Municipalities, communities of all sizes, small businesses and non-profit organizations. Since the program is managed largely by the states, project eligibility varies according to each state’s program and priorities; therefore, interested parties should contact the state agency that administers the CWSRF program.
The CWSRF program is available to fund a wide variety of water quality projects including non-point source and watershed protection or restoration, as well as more traditional municipal wastewater treatment projects. Through the CWSRF program, each state and Puerto Rico maintain revolving loan funds to provide independent and permanent sources of low cost financing for a wide range of water quality infrastructure projects.

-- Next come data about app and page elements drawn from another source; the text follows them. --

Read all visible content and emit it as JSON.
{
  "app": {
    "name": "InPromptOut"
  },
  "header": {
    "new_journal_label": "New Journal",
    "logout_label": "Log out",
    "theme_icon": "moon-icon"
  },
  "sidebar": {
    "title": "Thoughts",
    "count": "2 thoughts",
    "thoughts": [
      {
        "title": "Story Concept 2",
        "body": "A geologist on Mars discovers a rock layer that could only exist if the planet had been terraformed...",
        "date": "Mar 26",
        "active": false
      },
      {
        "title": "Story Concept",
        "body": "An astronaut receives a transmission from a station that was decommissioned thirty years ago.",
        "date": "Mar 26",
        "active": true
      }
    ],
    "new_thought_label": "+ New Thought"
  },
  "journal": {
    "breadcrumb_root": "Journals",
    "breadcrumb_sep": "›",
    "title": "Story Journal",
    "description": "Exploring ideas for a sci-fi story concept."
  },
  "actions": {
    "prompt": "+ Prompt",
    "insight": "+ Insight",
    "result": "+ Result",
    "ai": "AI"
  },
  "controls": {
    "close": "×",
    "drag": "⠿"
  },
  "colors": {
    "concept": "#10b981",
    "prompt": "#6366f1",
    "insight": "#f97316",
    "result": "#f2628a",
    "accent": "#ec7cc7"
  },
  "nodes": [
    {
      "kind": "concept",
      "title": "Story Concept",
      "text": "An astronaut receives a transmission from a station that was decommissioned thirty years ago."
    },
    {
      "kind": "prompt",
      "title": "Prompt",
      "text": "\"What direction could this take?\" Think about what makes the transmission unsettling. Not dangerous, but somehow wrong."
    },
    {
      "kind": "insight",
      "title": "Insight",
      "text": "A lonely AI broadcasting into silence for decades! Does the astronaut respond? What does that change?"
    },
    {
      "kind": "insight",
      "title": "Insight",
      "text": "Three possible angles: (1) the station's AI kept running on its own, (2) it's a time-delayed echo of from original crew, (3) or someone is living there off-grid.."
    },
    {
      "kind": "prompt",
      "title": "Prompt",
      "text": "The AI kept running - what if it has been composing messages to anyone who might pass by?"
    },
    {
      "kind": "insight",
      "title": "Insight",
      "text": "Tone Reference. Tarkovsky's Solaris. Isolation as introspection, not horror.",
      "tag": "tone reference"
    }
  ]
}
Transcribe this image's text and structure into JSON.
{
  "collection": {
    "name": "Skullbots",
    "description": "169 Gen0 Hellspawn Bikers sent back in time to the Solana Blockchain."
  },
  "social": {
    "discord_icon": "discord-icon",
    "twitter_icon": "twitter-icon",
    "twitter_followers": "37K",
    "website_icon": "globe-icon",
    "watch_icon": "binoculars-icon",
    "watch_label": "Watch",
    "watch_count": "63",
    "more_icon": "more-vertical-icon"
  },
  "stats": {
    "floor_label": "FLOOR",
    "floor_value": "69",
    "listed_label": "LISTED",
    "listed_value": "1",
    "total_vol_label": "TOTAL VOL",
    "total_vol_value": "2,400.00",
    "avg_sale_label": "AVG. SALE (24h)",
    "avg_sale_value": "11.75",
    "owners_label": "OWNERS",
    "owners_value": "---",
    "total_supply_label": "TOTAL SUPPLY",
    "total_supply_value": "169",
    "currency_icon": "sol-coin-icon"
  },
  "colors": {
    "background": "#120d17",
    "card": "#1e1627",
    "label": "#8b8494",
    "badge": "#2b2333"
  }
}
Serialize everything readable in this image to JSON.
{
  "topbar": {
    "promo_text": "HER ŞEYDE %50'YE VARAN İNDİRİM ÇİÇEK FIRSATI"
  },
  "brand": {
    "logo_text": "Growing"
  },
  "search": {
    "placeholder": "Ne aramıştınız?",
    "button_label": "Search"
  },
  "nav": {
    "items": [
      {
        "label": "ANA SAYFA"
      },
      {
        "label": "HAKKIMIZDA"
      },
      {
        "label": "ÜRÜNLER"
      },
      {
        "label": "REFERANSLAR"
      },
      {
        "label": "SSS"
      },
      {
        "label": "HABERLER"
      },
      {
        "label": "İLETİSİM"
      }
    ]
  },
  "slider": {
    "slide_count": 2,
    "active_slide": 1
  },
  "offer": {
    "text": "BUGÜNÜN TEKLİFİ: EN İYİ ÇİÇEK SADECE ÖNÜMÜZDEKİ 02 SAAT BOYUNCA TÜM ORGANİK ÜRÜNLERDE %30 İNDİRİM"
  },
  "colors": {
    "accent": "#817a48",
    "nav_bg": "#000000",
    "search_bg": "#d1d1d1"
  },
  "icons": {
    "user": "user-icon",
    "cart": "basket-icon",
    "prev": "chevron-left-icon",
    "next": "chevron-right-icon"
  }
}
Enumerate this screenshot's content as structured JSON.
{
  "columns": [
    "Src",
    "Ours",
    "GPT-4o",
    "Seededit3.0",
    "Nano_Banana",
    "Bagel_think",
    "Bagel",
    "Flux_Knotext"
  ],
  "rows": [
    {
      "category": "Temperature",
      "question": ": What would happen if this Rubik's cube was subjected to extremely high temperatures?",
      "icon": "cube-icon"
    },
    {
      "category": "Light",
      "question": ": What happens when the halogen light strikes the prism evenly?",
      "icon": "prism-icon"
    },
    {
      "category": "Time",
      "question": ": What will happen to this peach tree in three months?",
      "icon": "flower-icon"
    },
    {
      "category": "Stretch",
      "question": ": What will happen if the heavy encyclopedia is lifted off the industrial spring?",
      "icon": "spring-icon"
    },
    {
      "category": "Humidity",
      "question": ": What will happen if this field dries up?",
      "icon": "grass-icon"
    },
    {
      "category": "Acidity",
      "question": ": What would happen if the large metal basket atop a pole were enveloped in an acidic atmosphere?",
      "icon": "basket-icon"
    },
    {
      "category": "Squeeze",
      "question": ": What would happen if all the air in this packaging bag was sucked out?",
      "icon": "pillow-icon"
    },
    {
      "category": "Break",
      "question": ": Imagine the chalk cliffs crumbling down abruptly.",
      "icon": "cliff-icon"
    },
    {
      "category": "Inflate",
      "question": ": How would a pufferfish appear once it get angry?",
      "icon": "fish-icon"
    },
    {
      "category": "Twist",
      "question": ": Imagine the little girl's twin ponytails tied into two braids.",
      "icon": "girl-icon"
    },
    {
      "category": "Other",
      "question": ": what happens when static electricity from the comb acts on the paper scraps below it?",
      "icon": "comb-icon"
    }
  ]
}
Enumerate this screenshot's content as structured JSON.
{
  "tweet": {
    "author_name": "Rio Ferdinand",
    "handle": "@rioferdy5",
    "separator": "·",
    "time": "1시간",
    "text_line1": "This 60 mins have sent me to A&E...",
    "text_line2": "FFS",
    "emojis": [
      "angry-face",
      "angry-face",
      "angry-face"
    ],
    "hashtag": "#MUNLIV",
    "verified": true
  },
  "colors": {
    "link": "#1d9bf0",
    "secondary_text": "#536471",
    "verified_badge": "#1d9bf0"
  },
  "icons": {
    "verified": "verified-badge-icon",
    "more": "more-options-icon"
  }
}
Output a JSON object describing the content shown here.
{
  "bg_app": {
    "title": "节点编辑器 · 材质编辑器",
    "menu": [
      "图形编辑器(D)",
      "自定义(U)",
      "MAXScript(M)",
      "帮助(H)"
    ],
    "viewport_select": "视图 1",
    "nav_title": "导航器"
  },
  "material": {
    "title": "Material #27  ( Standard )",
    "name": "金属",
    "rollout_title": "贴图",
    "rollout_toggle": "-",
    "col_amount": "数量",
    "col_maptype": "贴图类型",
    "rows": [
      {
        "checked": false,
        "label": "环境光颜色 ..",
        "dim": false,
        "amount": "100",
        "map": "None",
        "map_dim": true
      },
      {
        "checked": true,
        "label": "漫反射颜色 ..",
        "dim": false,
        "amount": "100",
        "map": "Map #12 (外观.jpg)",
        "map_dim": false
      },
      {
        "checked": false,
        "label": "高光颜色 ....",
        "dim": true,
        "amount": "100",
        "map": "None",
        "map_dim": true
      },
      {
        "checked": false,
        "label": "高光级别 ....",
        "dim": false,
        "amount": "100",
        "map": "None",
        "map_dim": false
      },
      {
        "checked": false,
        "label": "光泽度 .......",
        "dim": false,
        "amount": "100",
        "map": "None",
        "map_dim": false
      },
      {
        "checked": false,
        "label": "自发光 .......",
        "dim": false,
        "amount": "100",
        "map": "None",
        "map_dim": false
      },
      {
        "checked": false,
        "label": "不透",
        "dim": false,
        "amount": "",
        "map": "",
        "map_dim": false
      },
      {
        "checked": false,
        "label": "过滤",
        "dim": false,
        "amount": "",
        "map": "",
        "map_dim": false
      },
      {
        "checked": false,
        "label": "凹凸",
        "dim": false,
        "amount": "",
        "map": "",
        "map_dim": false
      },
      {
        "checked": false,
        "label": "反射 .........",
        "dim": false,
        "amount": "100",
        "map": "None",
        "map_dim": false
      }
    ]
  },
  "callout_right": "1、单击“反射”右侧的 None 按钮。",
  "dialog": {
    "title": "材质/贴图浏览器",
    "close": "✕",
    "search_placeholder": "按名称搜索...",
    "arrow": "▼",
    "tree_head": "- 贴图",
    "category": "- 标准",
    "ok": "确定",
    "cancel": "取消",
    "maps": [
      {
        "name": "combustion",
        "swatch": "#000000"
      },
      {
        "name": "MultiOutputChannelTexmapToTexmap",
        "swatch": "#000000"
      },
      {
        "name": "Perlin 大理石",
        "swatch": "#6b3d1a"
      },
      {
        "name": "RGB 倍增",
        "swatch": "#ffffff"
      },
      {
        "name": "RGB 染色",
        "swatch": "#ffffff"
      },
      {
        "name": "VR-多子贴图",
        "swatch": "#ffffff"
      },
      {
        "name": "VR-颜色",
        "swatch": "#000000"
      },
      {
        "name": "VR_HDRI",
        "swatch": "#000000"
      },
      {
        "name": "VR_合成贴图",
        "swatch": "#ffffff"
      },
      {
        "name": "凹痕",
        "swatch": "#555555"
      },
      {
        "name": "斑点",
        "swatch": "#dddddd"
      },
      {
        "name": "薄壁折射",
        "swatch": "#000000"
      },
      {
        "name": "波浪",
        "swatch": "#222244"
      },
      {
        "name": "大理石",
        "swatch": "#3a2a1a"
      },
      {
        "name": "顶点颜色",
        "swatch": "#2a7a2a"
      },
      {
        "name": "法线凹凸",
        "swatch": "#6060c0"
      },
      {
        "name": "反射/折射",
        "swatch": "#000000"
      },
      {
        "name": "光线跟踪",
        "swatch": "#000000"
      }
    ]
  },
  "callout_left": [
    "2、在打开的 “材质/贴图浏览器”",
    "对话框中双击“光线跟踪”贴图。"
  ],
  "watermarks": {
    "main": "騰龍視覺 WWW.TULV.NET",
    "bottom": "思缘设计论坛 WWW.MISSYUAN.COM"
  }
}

In 2009, 77 percent of all loans (23 percent of funding) were made to communities with populations less than 10,000.
CWSRF funds might be particularly useful for station renovation projects that involve the reconstruction or construction of a large parking lot. By incorporating “green” features such as bioswales and permeable pavements, “green” parking lots can be made to effectively filter and cleanse stormwater through natural processes before it seeps into the water table or is discharged into a more conventional stormwater system. This is particularly beneficial in areas where non-point source pollution is an issue. Non-point source pollution does not originate at one location, such as a contaminated sewage outlet, but instead originates at many points. Pollutants are generally picked up by runoff that moves over the ground, concentrating them into a potent mix that can harm watersheds.
Areas containing or adjacent to endangered watersheds would be highly eligible for CWSRF funds, and the EPA is still looking to fund pilot “green” projects. “Green” infrastructure benefits the environment and is often cheaper than more conventional stormwater systems. If retrofitting existing infrastructure such as a parking lot, Americans with Disabilities Act (ADA) compliant features, such as ramps, could be integrated into the design. Green roofs or greywater recycling systems might also qualify for CWSRF funds.
For example, Seattle Public Utilities used a 20 year, 1.5 percent CWSRF loan of $2,715,000 to install innovative natural drainage elements, such as bioswales, compost-amended soil reservoirs and porous pavement in a new neighborhood development. These green infrastructure additions have been designed to improve stormwater management in the 303(d) listed Longfellow Creek Watershed, an important watershed for spawning salmon. The development project has been designed to provide significant benefits to water quality, wet weather flow reduction, habitat protection and public outreach and education. Click here for more examples.
Funds to establish or capitalize the CWSRF programs are provided through federal government grants and state matching funds (equal to 20 percent of federal government grants). CWSRF monies are loaned to communities and loan repayments are recycled back into the program to fund additional water quality projects.
CWSRF loans can have interest rates as low as 0 percent, and cover up to 100 percent of a project’s costs. Loans are usually paid off over 20 years or the useful life of the project – which ever is less – with repayment commencing within one year of project completion.